 The derived mineralogy and regional morphology suggest that the high silica materials have an aqueous origin. As observed elsewhere, concentrations of high silica phases and (possibly) sulfates can be expected [e.g., Hurowitz et al., 2006] as a result of aqueous alteration under Martian conditions. It is possible that the high silica phases present in this region may be concentrations of volcanic glass or phyllosilicates of a metamorphic or igneous origin (e.g. muscovite or biotite). However, the suite of minerals present is consistent with surfaces that are dominated by high-silica and sulfate phases and there is little supporting mineralogical or morphological contextual evidence for either of these scenarios.
 Though the layering and ice-rich terrain may have an influence on the formation of the high silica surfaces, this terrain is extensive throughout the region, whereas the high silica deposits are not. It is possible that the high silica deposits may have been formed through hydrothermal or low temperature aqueous alteration in the elevated terrain immediately to the north of the exposures. The material may have then been transported to the plains where the sand deposits scour and clean the underlying terrain, keeping the exposures uncovered.
 Surfaces with high silica components appear to be common on Mars (Figure 3). Quartz-rich surfaces are present near Syrtis Major [Bandfield, 2006]. Amorphous silica is widespread throughout Martian low albedo regions [Bandfield et al., 2000a; Ruff and Christensen, 2007], is a major component of the outcrop rocks observed by MER in Meridiani Planum [Glotch et al., 2006], and extremely high concentrations of amorphous silica (>80% SiO2) have been identified in Gusev Crater using MER data [Ruff et al., 2007]. There are distinct mineralogical and morphological differences between these deposits and it is likely that a variety of mechanisms are responsible for their origin. The Hellas high silica deposit presented here bears some resemblance to the mini-TES spectra of the outcrop material in Meridiani Planum and both surfaces are likely dominated by high-silica and sulfate phases. However, the Meridiani spectra contain significantly higher concentrations of sulfates and there are distinct differences in the shape of the ∼22 μm absorption. In addition, the extensive sulfate-rich materials in Meridiani Planum are not distinctive in orbital TES or THEMIS data.

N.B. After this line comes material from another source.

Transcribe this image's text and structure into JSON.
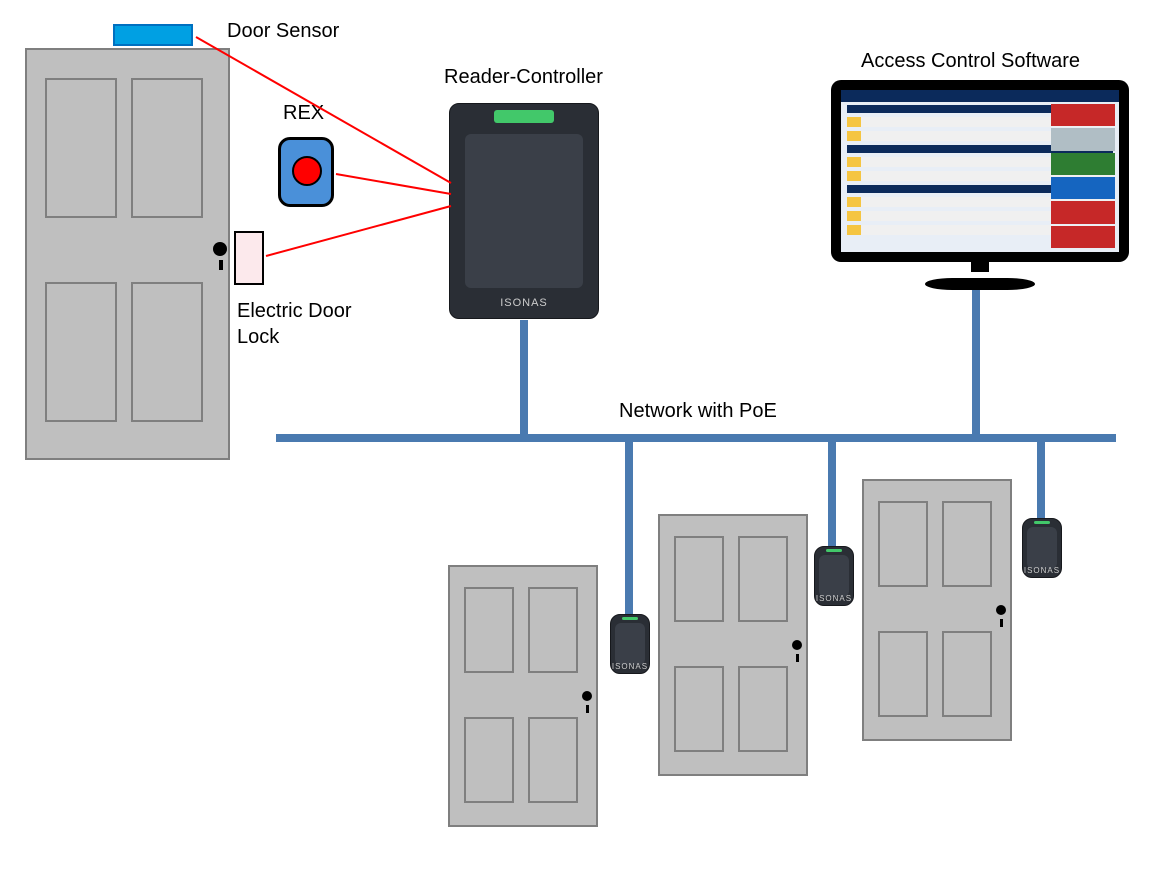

 These five localities that have been identified with high silica components are similar in composition, yet they appear to have distinct differences in their formation mechanisms. The high silica deposits in western Hellas Basin are likely to be another indicator of a variety of past aqueous processes on Mars.

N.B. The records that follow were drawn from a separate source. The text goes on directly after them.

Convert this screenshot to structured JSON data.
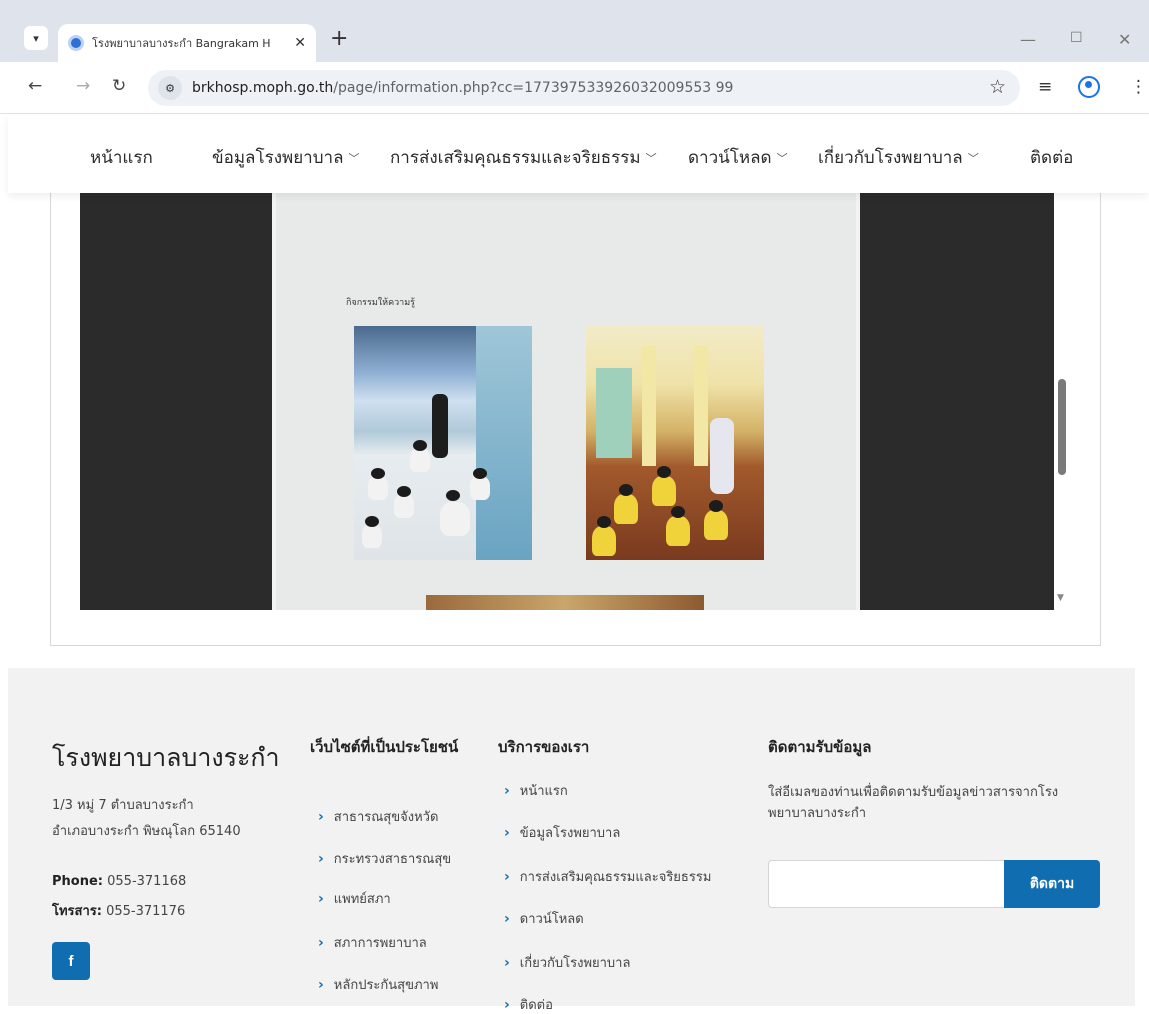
{
  "browser": {
    "tab_title": "โรงพยาบาลบางระกำ Bangrakam H",
    "new_tab_label": "+",
    "url_host": "brkhosp.moph.go.th",
    "url_path": "/page/information.php?cc=177397533926032009553 99"
  },
  "nav": {
    "items": [
      {
        "label": "หน้าแรก",
        "dropdown": false
      },
      {
        "label": "ข้อมูลโรงพยาบาล",
        "dropdown": true
      },
      {
        "label": "การส่งเสริมคุณธรรมและจริยธรรม",
        "dropdown": true
      },
      {
        "label": "ดาวน์โหลด",
        "dropdown": true
      },
      {
        "label": "เกี่ยวกับโรงพยาบาล",
        "dropdown": true
      },
      {
        "label": "ติดต่อ",
        "dropdown": false
      }
    ]
  },
  "document": {
    "page_heading": "กิจกรรมให้ความรู้"
  },
  "footer": {
    "brand": "โรงพยาบาลบางระกำ",
    "address_line1": "1/3 หมู่ 7 ตำบลบางระกำ",
    "address_line2": "อำเภอบางระกำ พิษณุโลก 65140",
    "phone_label": "Phone:",
    "phone_value": "055-371168",
    "fax_label": "โทรสาร:",
    "fax_value": "055-371176",
    "facebook_label": "f",
    "useful_sites": {
      "heading": "เว็บไซต์ที่เป็นประโยชน์",
      "links": [
        "สาธารณสุขจังหวัด",
        "กระทรวงสาธารณสุข",
        "แพทย์สภา",
        "สภาการพยาบาล",
        "หลักประกันสุขภาพ"
      ]
    },
    "services": {
      "heading": "บริการของเรา",
      "links": [
        "หน้าแรก",
        "ข้อมูลโรงพยาบาล",
        "การส่งเสริมคุณธรรมและจริยธรรม",
        "ดาวน์โหลด",
        "เกี่ยวกับโรงพยาบาล",
        "ติดต่อ"
      ]
    },
    "subscribe": {
      "heading": "ติดตามรับข้อมูล",
      "text": "ใส่อีเมลของท่านเพื่อติดตามรับข้อมูลข่าวสารจากโรงพยาบาลบางระกำ",
      "input_value": "",
      "button": "ติดตาม"
    }
  },
  "colors": {
    "accent": "#106eb0",
    "pdf_background": "#2b2b2b",
    "footer_background": "#f2f2f2"
  }
}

 I would like to thank Deanne Rogers for discussions about the results presented here. Tim Glotch and two anonymous reviewers provided detailed comments which improved the clarity and content of this manuscript. This work was funded in part by a grant from the Mars Data Analysis Program.